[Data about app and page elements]
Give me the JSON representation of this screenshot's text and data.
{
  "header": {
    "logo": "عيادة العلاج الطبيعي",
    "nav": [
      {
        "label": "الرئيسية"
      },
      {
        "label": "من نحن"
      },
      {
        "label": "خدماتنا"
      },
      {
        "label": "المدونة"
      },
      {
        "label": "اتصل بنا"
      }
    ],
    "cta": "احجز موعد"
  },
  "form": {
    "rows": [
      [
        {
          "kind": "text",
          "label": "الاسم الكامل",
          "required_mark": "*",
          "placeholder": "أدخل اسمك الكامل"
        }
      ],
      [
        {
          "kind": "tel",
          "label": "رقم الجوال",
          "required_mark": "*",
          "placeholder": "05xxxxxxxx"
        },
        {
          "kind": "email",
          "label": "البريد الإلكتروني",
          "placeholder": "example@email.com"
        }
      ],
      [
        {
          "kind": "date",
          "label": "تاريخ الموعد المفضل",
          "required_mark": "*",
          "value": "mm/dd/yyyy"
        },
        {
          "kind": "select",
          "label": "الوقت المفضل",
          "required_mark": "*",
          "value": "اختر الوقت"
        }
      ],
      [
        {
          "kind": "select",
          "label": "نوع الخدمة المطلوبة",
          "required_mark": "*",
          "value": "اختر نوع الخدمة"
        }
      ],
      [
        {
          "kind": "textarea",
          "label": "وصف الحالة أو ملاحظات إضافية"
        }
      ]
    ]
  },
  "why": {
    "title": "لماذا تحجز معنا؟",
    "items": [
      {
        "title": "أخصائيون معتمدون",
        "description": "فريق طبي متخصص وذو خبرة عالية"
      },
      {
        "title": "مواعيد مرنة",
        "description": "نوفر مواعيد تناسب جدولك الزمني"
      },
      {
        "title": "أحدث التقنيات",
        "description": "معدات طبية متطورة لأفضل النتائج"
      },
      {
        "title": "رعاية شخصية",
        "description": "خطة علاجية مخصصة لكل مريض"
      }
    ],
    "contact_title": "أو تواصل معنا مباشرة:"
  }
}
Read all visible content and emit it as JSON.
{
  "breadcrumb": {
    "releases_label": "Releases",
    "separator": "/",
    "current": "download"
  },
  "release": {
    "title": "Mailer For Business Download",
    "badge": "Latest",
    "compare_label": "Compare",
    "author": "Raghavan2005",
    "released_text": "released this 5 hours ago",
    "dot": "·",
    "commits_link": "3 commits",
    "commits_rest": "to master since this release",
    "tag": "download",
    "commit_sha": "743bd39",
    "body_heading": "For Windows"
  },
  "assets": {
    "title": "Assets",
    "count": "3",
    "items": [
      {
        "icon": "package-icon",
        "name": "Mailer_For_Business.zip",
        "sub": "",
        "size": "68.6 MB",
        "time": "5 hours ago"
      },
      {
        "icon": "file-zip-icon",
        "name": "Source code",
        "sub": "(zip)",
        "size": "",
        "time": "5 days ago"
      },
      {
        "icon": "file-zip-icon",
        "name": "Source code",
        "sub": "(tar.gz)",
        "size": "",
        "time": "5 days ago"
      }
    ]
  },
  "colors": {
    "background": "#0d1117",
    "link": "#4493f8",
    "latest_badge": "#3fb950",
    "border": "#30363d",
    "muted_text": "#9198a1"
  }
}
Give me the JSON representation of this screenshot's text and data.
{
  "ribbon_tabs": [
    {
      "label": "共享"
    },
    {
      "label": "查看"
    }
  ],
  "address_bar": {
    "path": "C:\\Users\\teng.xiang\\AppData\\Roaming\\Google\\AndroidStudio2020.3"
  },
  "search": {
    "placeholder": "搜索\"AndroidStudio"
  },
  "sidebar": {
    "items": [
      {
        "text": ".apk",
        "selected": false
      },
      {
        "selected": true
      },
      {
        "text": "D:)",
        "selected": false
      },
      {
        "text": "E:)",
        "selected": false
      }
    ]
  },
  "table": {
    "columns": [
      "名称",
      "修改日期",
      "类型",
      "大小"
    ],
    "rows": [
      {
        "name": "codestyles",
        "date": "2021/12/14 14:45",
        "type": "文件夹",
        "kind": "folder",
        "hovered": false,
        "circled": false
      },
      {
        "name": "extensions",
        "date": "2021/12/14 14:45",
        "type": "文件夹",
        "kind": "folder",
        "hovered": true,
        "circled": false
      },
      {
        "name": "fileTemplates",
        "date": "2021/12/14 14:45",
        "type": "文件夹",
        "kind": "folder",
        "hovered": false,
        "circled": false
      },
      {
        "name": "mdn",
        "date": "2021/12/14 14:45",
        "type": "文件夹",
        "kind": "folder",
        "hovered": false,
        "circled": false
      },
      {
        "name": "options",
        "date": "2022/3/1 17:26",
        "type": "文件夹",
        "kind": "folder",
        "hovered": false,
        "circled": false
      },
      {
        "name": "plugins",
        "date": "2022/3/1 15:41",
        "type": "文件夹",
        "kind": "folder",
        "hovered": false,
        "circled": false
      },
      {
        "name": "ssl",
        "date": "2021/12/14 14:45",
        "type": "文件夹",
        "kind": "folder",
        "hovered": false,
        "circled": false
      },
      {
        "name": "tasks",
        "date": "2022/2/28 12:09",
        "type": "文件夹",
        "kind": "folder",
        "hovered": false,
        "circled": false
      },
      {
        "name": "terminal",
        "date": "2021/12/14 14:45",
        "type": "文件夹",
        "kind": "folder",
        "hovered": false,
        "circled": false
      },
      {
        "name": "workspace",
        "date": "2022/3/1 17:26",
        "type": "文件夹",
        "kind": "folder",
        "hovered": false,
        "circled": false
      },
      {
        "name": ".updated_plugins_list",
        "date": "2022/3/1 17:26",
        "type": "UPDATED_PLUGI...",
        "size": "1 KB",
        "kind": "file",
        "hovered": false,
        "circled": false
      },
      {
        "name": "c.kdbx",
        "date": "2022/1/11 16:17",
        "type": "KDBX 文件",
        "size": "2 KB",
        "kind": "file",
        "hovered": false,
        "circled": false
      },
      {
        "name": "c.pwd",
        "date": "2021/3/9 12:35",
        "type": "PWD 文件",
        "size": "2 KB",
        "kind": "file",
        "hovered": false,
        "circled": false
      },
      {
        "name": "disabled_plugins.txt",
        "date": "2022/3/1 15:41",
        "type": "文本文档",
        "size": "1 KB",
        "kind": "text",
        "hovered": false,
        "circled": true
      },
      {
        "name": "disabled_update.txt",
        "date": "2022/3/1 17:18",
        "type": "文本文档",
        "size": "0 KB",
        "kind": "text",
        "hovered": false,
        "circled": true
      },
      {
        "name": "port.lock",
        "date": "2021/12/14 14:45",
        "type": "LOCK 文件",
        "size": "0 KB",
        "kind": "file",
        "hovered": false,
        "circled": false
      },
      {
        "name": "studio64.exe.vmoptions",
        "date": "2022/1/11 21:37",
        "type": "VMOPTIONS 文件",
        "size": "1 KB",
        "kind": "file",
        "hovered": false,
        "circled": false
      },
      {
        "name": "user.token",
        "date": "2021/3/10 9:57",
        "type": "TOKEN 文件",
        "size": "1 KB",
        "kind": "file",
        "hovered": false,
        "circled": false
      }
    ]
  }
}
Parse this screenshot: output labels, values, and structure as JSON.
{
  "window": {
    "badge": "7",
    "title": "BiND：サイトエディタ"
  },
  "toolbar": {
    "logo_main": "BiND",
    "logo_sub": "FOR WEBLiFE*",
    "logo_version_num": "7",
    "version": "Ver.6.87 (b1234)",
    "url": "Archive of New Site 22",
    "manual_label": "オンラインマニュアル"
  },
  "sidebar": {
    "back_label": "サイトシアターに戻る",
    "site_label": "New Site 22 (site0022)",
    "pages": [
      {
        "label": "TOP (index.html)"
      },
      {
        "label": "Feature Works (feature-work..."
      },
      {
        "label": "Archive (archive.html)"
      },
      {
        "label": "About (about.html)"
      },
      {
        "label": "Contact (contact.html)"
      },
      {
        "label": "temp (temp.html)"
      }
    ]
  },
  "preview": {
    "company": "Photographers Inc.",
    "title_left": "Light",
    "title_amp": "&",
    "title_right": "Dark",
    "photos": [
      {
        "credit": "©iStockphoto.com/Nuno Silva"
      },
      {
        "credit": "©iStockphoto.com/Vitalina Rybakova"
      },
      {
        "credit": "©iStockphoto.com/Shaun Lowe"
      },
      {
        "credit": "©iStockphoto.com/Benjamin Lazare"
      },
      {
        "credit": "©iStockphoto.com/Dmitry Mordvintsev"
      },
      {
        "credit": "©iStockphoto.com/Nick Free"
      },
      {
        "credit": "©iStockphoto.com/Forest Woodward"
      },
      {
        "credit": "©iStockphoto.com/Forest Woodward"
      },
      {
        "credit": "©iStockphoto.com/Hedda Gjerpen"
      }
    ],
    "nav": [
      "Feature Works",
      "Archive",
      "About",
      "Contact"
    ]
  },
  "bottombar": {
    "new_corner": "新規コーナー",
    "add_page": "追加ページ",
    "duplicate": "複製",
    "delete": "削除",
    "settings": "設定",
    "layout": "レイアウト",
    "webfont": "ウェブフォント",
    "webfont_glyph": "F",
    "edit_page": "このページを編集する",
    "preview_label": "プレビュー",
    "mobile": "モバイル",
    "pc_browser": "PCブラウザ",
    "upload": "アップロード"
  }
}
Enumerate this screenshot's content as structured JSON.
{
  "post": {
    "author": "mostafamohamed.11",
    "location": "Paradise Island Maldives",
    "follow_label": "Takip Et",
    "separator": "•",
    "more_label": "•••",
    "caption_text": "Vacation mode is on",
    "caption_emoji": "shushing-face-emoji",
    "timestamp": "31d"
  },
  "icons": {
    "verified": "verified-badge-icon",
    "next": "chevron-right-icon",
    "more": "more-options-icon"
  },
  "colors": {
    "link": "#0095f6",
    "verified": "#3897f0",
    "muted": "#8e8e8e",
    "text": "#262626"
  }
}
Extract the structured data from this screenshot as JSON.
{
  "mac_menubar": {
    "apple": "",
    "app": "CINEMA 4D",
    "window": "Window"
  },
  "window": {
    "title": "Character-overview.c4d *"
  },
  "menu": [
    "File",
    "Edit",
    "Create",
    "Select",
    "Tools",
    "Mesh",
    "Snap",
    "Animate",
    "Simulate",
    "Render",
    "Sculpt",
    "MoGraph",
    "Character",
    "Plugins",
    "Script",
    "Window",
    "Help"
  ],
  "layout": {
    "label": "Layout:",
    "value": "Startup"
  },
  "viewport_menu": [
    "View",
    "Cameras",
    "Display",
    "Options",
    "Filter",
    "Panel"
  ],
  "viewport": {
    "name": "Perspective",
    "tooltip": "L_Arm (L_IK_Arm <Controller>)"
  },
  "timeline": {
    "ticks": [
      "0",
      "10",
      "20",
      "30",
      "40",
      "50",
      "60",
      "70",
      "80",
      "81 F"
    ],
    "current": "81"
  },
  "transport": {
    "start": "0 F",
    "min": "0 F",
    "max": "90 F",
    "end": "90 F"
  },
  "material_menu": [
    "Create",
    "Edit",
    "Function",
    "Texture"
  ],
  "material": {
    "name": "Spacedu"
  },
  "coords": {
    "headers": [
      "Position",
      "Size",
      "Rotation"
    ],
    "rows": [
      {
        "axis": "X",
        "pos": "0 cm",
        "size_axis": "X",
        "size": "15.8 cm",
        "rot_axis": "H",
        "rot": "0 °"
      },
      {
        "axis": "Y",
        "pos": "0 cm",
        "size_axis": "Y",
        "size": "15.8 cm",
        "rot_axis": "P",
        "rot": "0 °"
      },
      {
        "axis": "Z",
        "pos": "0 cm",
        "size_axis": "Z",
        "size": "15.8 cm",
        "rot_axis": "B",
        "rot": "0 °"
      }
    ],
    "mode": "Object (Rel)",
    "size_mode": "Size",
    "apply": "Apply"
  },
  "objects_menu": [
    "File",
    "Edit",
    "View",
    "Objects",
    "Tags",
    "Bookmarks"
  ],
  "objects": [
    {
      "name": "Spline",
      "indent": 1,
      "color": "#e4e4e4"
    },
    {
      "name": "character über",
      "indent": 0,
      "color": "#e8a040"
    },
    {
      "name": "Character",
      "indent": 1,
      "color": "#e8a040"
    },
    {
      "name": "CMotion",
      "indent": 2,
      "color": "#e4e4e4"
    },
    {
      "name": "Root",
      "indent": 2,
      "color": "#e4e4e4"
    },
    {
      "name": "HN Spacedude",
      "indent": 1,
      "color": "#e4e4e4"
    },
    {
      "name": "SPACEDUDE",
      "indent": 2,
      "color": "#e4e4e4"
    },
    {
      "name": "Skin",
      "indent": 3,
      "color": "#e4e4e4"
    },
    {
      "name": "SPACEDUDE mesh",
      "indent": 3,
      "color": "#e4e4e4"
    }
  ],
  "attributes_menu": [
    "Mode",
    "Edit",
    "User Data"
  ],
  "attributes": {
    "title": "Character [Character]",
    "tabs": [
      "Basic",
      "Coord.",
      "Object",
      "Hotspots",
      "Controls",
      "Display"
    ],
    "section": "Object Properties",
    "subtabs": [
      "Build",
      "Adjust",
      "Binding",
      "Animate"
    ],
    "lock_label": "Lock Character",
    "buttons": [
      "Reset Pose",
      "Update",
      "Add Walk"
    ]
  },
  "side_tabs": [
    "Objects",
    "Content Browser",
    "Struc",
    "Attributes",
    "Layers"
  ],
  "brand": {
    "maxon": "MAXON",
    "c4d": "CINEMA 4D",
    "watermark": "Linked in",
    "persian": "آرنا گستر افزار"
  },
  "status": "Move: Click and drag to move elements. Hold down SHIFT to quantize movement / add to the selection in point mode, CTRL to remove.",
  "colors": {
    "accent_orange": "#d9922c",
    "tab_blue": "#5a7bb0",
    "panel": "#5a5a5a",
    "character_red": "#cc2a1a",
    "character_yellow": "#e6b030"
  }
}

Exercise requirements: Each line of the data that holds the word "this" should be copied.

Final answer:
Give me the JSON representation of this screenshot's text and data.
    "released_text": "released this 5 hours ago",
    "commits_rest": "to master since this release",
Give me the JSON representation of this screenshot's text and data.
Parse this screenshot: output labels, values, and structure as JSON.
Enumerate this screenshot's content as structured JSON.
Extract the structured data from this screenshot as JSON.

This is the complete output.